    This is a really interesting perspective. And of course, there’s a whole spectrum of autism, so everyday functioning can be much higher than people think. Obviously there will be autistic people who can’t work, but for those who can, it’s nice to know that at least one employer (and hopefully more) are welcoming them.

  2. This is over 7 years old, but it is somewhat related to this topic.

    In a February 2007 blogpost ( a SEO (Search Engine Optimizer — an online marketing speciality) explains how he wrote an article about how looking at diseases that society tends to view as disabilites as giving people advantages (“superhuman powers” is how he put it) went viral. Thus, the site he posted it on bounced up in search engine rankings.

    Regardless, I like his perspective on how people with “disabilities” can contribute to society.

    Note that I believe that the article “8 Diseases That Give You Superhuman Powers” appears to no longer be available.

    • It’s too bad that article isn’t available, because it’s certainly a very interesting idea. I would have loved to have read it.

  3. I think it’s going to take a really big culture shift. Right now there is so much bullying and bad treatment of workers. The theory is that with unemployment so high workers have to put up with being treated badly and overworked. Autistic workers will not respond well to management by fear. I think it will be at least a whole generation, maybe two, before autistic workers are accepted. When the brothers and sisters and cousins of autistic kids are in management, then change will happen.

    • It will have to be a gradual change. I’m totally bothered by trends of some companies to focus so much on “culture” that it means that everyone who works there needs to be like the boss. No! Everyone needs to be able to do the job.

  4. Years ago I read that a manufacturer of jet engines hired blind people to inspect turbine blades. Seems that many blind people have acutely sensitive touch and are able to feel tiny defects in turbine blades far better than sighted people.

    Some deaf people might make outstanding visual inspectors because they will not be distracted by noise.

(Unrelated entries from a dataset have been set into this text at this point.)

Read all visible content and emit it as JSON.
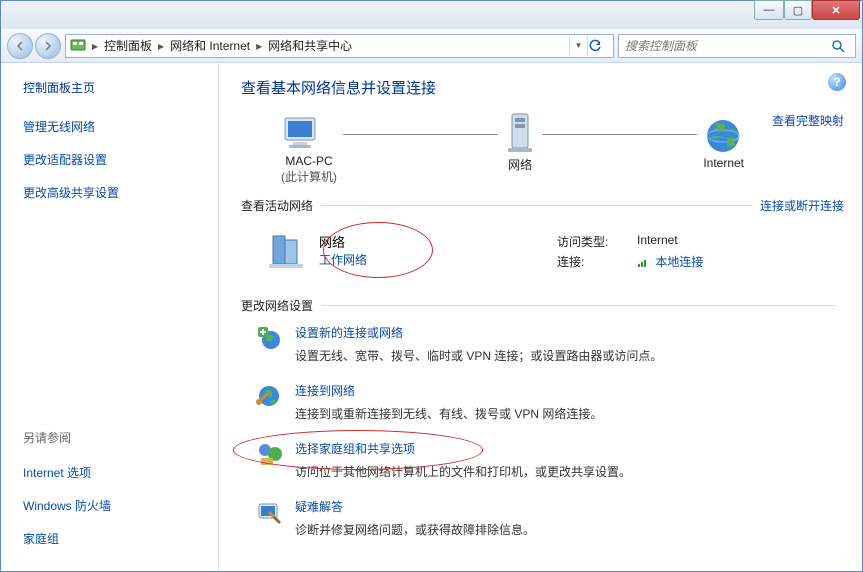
{
  "window": {
    "minimize": "—",
    "maximize": "▢",
    "close": "✕"
  },
  "breadcrumb": {
    "root_icon": "control-panel-icon",
    "items": [
      "控制面板",
      "网络和 Internet",
      "网络和共享中心"
    ]
  },
  "search": {
    "placeholder": "搜索控制面板"
  },
  "sidebar": {
    "home": "控制面板主页",
    "links": [
      "管理无线网络",
      "更改适配器设置",
      "更改高级共享设置"
    ],
    "see_also_title": "另请参阅",
    "see_also": [
      "Internet 选项",
      "Windows 防火墙",
      "家庭组"
    ]
  },
  "main": {
    "title": "查看基本网络信息并设置连接",
    "map_full_link": "查看完整映射",
    "nodes": {
      "pc_name": "MAC-PC",
      "pc_sub": "(此计算机)",
      "network": "网络",
      "internet": "Internet"
    },
    "active_section": "查看活动网络",
    "active_section_link": "连接或断开连接",
    "active_net": {
      "name": "网络",
      "type_link": "工作网络",
      "access_label": "访问类型:",
      "access_value": "Internet",
      "conn_label": "连接:",
      "conn_value": "本地连接"
    },
    "change_section": "更改网络设置",
    "settings": [
      {
        "icon": "plus-globe",
        "title": "设置新的连接或网络",
        "desc": "设置无线、宽带、拨号、临时或 VPN 连接；或设置路由器或访问点。"
      },
      {
        "icon": "link-globe",
        "title": "连接到网络",
        "desc": "连接到或重新连接到无线、有线、拨号或 VPN 网络连接。"
      },
      {
        "icon": "homegroup",
        "title": "选择家庭组和共享选项",
        "desc": "访问位于其他网络计算机上的文件和打印机，或更改共享设置。",
        "highlight": true
      },
      {
        "icon": "troubleshoot",
        "title": "疑难解答",
        "desc": "诊断并修复网络问题，或获得故障排除信息。"
      }
    ]
  }
}
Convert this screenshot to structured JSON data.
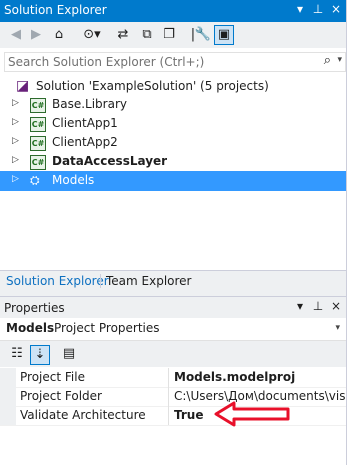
{
  "solution_explorer": {
    "title": "Solution Explorer",
    "title_buttons": [
      "▾",
      "⊥",
      "×"
    ],
    "search": {
      "placeholder": "Search Solution Explorer (Ctrl+;)"
    },
    "tree": [
      {
        "label": "Solution 'ExampleSolution' (5 projects)",
        "icon": "solution-icon",
        "bold": false,
        "selected": false
      },
      {
        "label": "Base.Library",
        "icon": "csharp-project-icon",
        "bold": false,
        "selected": false
      },
      {
        "label": "ClientApp1",
        "icon": "csharp-project-icon",
        "bold": false,
        "selected": false
      },
      {
        "label": "ClientApp2",
        "icon": "csharp-project-icon",
        "bold": false,
        "selected": false
      },
      {
        "label": "DataAccessLayer",
        "icon": "csharp-project-icon",
        "bold": true,
        "selected": false
      },
      {
        "label": "Models",
        "icon": "modeling-project-icon",
        "bold": false,
        "selected": true
      }
    ],
    "tabs": [
      "Solution Explorer",
      "Team Explorer"
    ]
  },
  "properties": {
    "title": "Properties",
    "title_buttons": [
      "▾",
      "⊥",
      "×"
    ],
    "object_name": "Models",
    "object_type": "Project Properties",
    "rows": [
      {
        "key": "Project File",
        "value": "Models.modelproj"
      },
      {
        "key": "Project Folder",
        "value": "C:\\Users\\Дом\\documents\\visual"
      },
      {
        "key": "Validate Architecture",
        "value": "True"
      }
    ]
  },
  "colors": {
    "accent": "#007acc",
    "selection": "#3399ff",
    "annotation": "#e8102a"
  }
}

    A couple of time I have visited Goodwill Industries and was very happy to see what good work the employees there were doing. Encouraged by this, my company placed some high-volume work there with excellent results.